by Lizzie O’Shea
It’s an honour to take over as chair of Digital Rights Watch from Tim Singleton Norton. Tim has set an excellent example. A hard working, deep thinking digital rights activist, he has been a source of energy and good judgement at a time in which there was very little hope for those concerned about our human rights online. He has built something powerful with his efforts, which has emboldened our community to demand more of policy makers in this space. Tim will be missed, but we know he will continue to be an invaluable supporter of this important project he helped initiate.
For those of you who do not know me, I am a writer and lawyer. I’ve campaigned on digital rights for many years, including as a founding board member of DRW. My writing has appeared in the New York Times, Guardian, and Sydney Morning Herald, among others. I also published a book last year, Future Histories (Verso, 2019), which looks at radical social movements and theories from history and applies them to debates we have about digital technology today. It was shortlisted for the Premier’s Literary Award.
Our priorities for DRW continue to be to stand up for digital rights. Australia is the only developed country without a bill of rights, and it shows. Too often, our law-makers do not treat that the protection of digital rights is a priority, and make laws that centralised power in online spaces in the surveillance state and the tech industry. Campaigns to resist this are growing, and becoming increasingly diverse, which has been great to see. Now more than ever we need to consolidate these efforts into a force that can defend digital rights when they come under attack.
We have a great program of work planned, including calling for an end to facial recognition technology, continuing to campaign for the repeal of the encryption laws, as well as providing submissions to regulators and parliamentary committees on numerous topics. We are working with local councils to build smart digital rights cities, and empowering activists and the public on ways to uphold their digital rights and increase their privacy and digital security at crypto-parties and meetup events we plan to roll out in the near future. We want to see everyone, including kids, be safe online, and also ensure there is a right to freedom of expression, and using technology to keep those in power accountable.
To do this, we need your help. On of my objectives as chair is to get DRW to a point of financial sustainability. The work we do is having impact. It keeps those in positions of power in check. We will continue to speak out and propose alternatives to policies and regulations that undermine our democracy and our digital rights. But we need your help to continue to do this work. If you are not a regular monthly donor, please consider becoming one.

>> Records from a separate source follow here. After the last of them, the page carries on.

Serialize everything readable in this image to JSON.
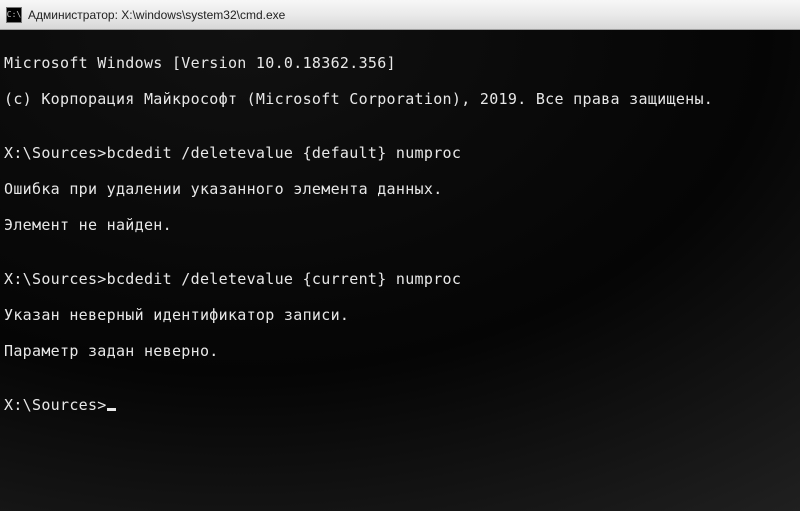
{
  "window": {
    "title": "Администратор: X:\\windows\\system32\\cmd.exe"
  },
  "terminal": {
    "version_line": "Microsoft Windows [Version 10.0.18362.356]",
    "copyright_line": "(c) Корпорация Майкрософт (Microsoft Corporation), 2019. Все права защищены.",
    "blank": "",
    "block1": {
      "prompt_cmd": "X:\\Sources>bcdedit /deletevalue {default} numproc",
      "err1": "Ошибка при удалении указанного элемента данных.",
      "err2": "Элемент не найден."
    },
    "block2": {
      "prompt_cmd": "X:\\Sources>bcdedit /deletevalue {current} numproc",
      "err1": "Указан неверный идентификатор записи.",
      "err2": "Параметр задан неверно."
    },
    "prompt_current": "X:\\Sources>"
  }
}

We have a great dynamic board, some terrific staff members and a clever and powerful membership base. There is lots we can achieve when we work together, and I’m looking forward to making sure that happens.